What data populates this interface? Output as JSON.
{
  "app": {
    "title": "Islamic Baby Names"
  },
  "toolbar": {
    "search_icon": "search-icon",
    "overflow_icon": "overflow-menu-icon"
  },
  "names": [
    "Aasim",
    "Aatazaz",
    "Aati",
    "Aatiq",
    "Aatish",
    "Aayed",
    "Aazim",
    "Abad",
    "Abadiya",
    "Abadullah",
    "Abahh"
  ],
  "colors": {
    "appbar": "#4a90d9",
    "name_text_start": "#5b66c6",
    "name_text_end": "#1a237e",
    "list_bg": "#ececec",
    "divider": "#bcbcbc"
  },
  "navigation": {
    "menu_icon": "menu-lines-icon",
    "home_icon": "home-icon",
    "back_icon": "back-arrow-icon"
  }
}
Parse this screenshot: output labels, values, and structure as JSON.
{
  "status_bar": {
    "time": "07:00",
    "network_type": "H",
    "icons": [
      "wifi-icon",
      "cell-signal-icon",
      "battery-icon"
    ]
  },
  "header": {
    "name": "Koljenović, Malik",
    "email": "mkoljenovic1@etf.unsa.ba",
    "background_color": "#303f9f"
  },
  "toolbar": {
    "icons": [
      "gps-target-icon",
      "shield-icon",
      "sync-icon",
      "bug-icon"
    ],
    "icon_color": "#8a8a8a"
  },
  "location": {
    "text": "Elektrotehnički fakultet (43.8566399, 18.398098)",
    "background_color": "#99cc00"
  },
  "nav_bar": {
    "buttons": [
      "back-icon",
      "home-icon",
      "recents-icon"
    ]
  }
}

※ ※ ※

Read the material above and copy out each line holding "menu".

    "overflow_icon": "overflow-menu-icon"
    "menu_icon": "menu-lines-icon",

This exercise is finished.